Copy out every line of the records in which "icon" can be found.

Entries supplied:
########
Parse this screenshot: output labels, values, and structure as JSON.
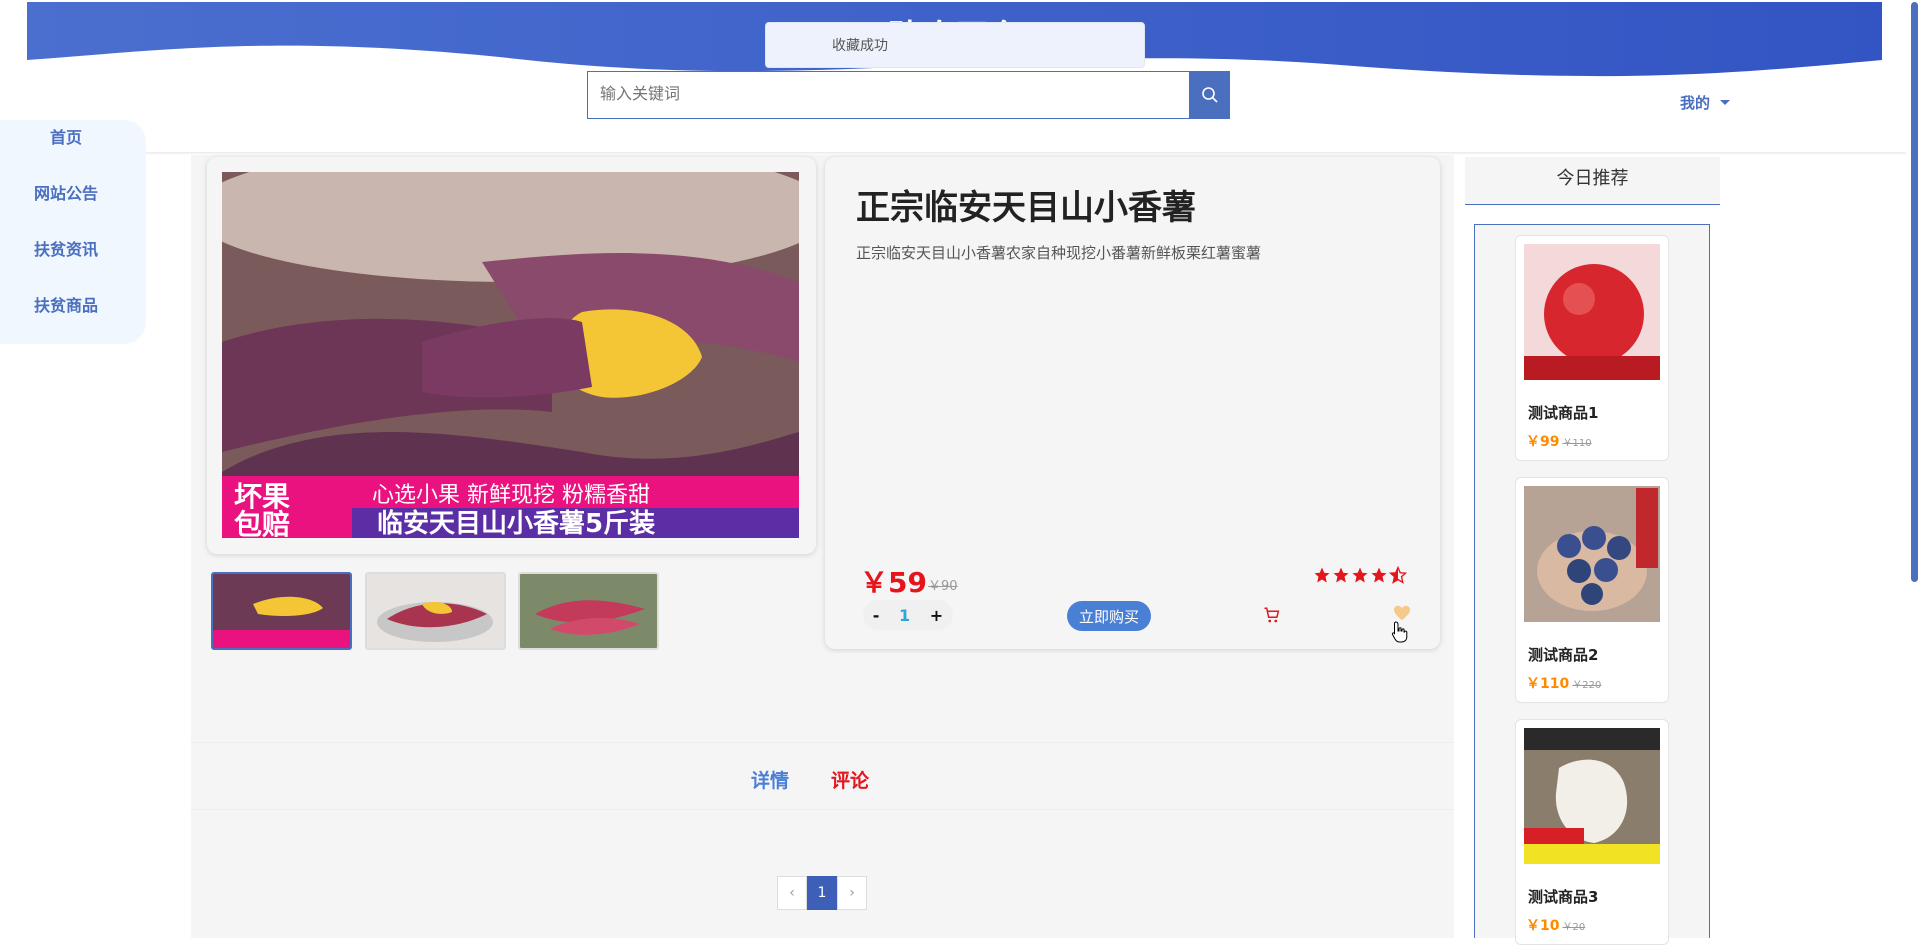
{
  "header": {
    "site_title": "助农平台",
    "search_placeholder": "输入关键词",
    "user_menu": "我的"
  },
  "toast": {
    "message": "收藏成功"
  },
  "sidebar": {
    "items": [
      {
        "label": "首页"
      },
      {
        "label": "网站公告"
      },
      {
        "label": "扶贫资讯"
      },
      {
        "label": "扶贫商品"
      }
    ]
  },
  "product": {
    "title": "正宗临安天目山小香薯",
    "description": "正宗临安天目山小香薯农家自种现挖小番薯新鲜板栗红薯蜜薯",
    "price": "￥59",
    "original_price": "￥90",
    "rating": 4.5,
    "quantity": "1",
    "qty_minus": "-",
    "qty_plus": "+",
    "buy_label": "立即购买",
    "image_text": {
      "badge_line1": "坏果",
      "badge_line2": "包赔",
      "banner_top": "心选小果 新鲜现挖 粉糯香甜",
      "banner_bottom": "临安天目山小香薯5斤装"
    }
  },
  "tabs": [
    {
      "label": "详情",
      "color": "#4a7fd6"
    },
    {
      "label": "评论",
      "color": "#e4151c"
    }
  ],
  "pager": {
    "prev": "‹",
    "current": "1",
    "next": "›"
  },
  "recommend": {
    "title": "今日推荐",
    "items": [
      {
        "name": "测试商品1",
        "price": "￥99",
        "original": "￥110"
      },
      {
        "name": "测试商品2",
        "price": "￥110",
        "original": "￥220"
      },
      {
        "name": "测试商品3",
        "price": "￥10",
        "original": "￥20"
      }
    ]
  },
  "colors": {
    "accent": "#4a6fbf",
    "price_red": "#e4151c",
    "rec_orange": "#ff8a00"
  }
}
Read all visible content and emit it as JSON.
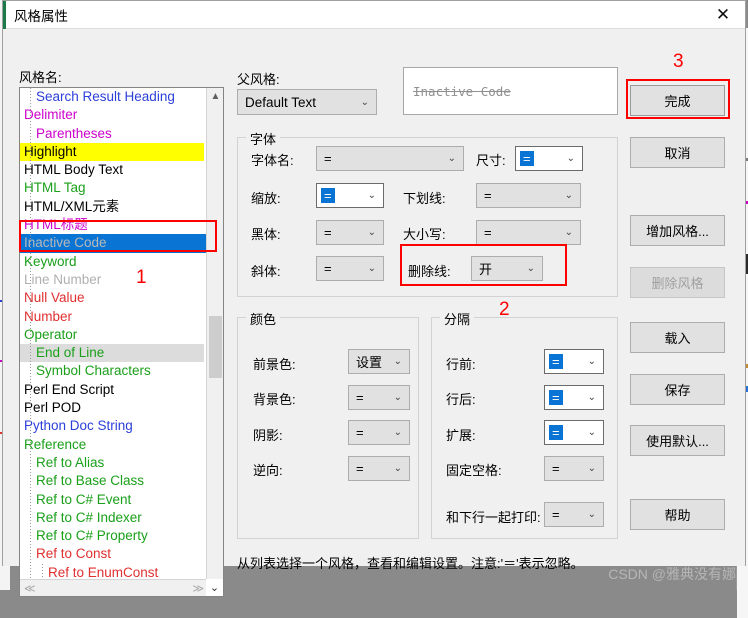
{
  "window": {
    "title": "风格属性",
    "close_icon": "close-icon"
  },
  "left": {
    "style_name_label": "风格名:",
    "items": [
      {
        "text": "Search Result Heading",
        "color": "#2b3fd9",
        "indent": 1,
        "bg": "",
        "fg": ""
      },
      {
        "text": "Delimiter",
        "color": "#cc00cc",
        "indent": 0,
        "bg": "",
        "fg": ""
      },
      {
        "text": "Parentheses",
        "color": "#cc00cc",
        "indent": 1,
        "bg": "",
        "fg": ""
      },
      {
        "text": "Highlight",
        "color": "#000000",
        "indent": 0,
        "bg": "#ffff00",
        "fg": ""
      },
      {
        "text": "HTML Body Text",
        "color": "#000000",
        "indent": 0,
        "bg": "",
        "fg": ""
      },
      {
        "text": "HTML Tag",
        "color": "#1aa01a",
        "indent": 0,
        "bg": "",
        "fg": ""
      },
      {
        "text": "HTML/XML元素",
        "color": "#000000",
        "indent": 0,
        "bg": "",
        "fg": ""
      },
      {
        "text": "HTML标题",
        "color": "#cc00cc",
        "indent": 0,
        "bg": "",
        "fg": ""
      },
      {
        "text": "Inactive Code",
        "color": "#b8b8b8",
        "indent": 0,
        "bg": "#0a74d4",
        "fg": "",
        "selected": true
      },
      {
        "text": "Keyword",
        "color": "#1aa01a",
        "indent": 0,
        "bg": "",
        "fg": ""
      },
      {
        "text": "Line Number",
        "color": "#b0b0b0",
        "indent": 0,
        "bg": "",
        "fg": ""
      },
      {
        "text": "Null Value",
        "color": "#e03030",
        "indent": 0,
        "bg": "",
        "fg": ""
      },
      {
        "text": "Number",
        "color": "#e03030",
        "indent": 0,
        "bg": "",
        "fg": ""
      },
      {
        "text": "Operator",
        "color": "#1aa01a",
        "indent": 0,
        "bg": "",
        "fg": ""
      },
      {
        "text": "End of Line",
        "color": "#1aa01a",
        "indent": 1,
        "bg": "#dcdcdc",
        "fg": ""
      },
      {
        "text": "Symbol Characters",
        "color": "#1aa01a",
        "indent": 1,
        "bg": "",
        "fg": ""
      },
      {
        "text": "Perl End Script",
        "color": "#000000",
        "indent": 0,
        "bg": "",
        "fg": ""
      },
      {
        "text": "Perl POD",
        "color": "#000000",
        "indent": 0,
        "bg": "",
        "fg": ""
      },
      {
        "text": "Python Doc String",
        "color": "#2b3fd9",
        "indent": 0,
        "bg": "",
        "fg": ""
      },
      {
        "text": "Reference",
        "color": "#1aa01a",
        "indent": 0,
        "bg": "",
        "fg": ""
      },
      {
        "text": "Ref to Alias",
        "color": "#1aa01a",
        "indent": 1,
        "bg": "",
        "fg": ""
      },
      {
        "text": "Ref to Base Class",
        "color": "#1aa01a",
        "indent": 1,
        "bg": "",
        "fg": ""
      },
      {
        "text": "Ref to C# Event",
        "color": "#1aa01a",
        "indent": 1,
        "bg": "",
        "fg": ""
      },
      {
        "text": "Ref to C# Indexer",
        "color": "#1aa01a",
        "indent": 1,
        "bg": "",
        "fg": ""
      },
      {
        "text": "Ref to C# Property",
        "color": "#1aa01a",
        "indent": 1,
        "bg": "",
        "fg": ""
      },
      {
        "text": "Ref to Const",
        "color": "#e03030",
        "indent": 1,
        "bg": "",
        "fg": ""
      },
      {
        "text": "Ref to EnumConst",
        "color": "#e03030",
        "indent": 2,
        "bg": "",
        "fg": ""
      }
    ],
    "scroll_up_icon": "chevron-up-icon",
    "scroll_down_icon": "chevron-down-icon",
    "hscroll_left_icon": "chevron-left-icon",
    "hscroll_right_icon": "chevron-right-icon"
  },
  "parent": {
    "label": "父风格:",
    "value": "Default Text"
  },
  "preview": {
    "text": "Inactive Code"
  },
  "font_group": {
    "legend": "字体",
    "fields": [
      {
        "label": "字体名:",
        "value": "=",
        "editable": false
      },
      {
        "label": "尺寸:",
        "value": "=",
        "editable": true
      },
      {
        "label": "缩放:",
        "value": "=",
        "editable": true
      },
      {
        "label": "下划线:",
        "value": "=",
        "editable": false
      },
      {
        "label": "黑体:",
        "value": "=",
        "editable": false
      },
      {
        "label": "大小写:",
        "value": "=",
        "editable": false
      },
      {
        "label": "斜体:",
        "value": "=",
        "editable": false
      },
      {
        "label": "删除线:",
        "value": "开",
        "editable": false
      }
    ]
  },
  "color_group": {
    "legend": "颜色",
    "fields": [
      {
        "label": "前景色:",
        "value": "设置"
      },
      {
        "label": "背景色:",
        "value": "="
      },
      {
        "label": "阴影:",
        "value": "="
      },
      {
        "label": "逆向:",
        "value": "="
      }
    ]
  },
  "space_group": {
    "legend": "分隔",
    "fields": [
      {
        "label": "行前:",
        "value": "=",
        "editable": true
      },
      {
        "label": "行后:",
        "value": "=",
        "editable": true
      },
      {
        "label": "扩展:",
        "value": "=",
        "editable": true
      },
      {
        "label": "固定空格:",
        "value": "=",
        "editable": false
      },
      {
        "label": "和下行一起打印:",
        "value": "=",
        "editable": false
      }
    ]
  },
  "buttons": [
    {
      "label": "完成",
      "disabled": false,
      "primary": true
    },
    {
      "label": "取消",
      "disabled": false,
      "primary": false
    },
    {
      "label": "增加风格...",
      "disabled": false,
      "primary": false
    },
    {
      "label": "删除风格",
      "disabled": true,
      "primary": false
    },
    {
      "label": "载入",
      "disabled": false,
      "primary": false
    },
    {
      "label": "保存",
      "disabled": false,
      "primary": false
    },
    {
      "label": "使用默认...",
      "disabled": false,
      "primary": false
    },
    {
      "label": "帮助",
      "disabled": false,
      "primary": false
    }
  ],
  "status": {
    "text": "从列表选择一个风格，查看和编辑设置。注意:'＝'表示忽略。"
  },
  "markers": [
    {
      "id": "1",
      "label": "1"
    },
    {
      "id": "2",
      "label": "2"
    },
    {
      "id": "3",
      "label": "3"
    }
  ],
  "watermark": {
    "text": "CSDN @雅典没有娜"
  },
  "colors": {
    "selection_blue": "#0a74d4",
    "highlight_yellow": "#ffff00",
    "marker_red": "#ff0000",
    "dialog_bg": "#f0f0f0"
  }
}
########
Solution to this exercise:
    "close_icon": "close-icon"
    "scroll_up_icon": "chevron-up-icon",
    "scroll_down_icon": "chevron-down-icon",
    "hscroll_left_icon": "chevron-left-icon",
    "hscroll_right_icon": "chevron-right-icon"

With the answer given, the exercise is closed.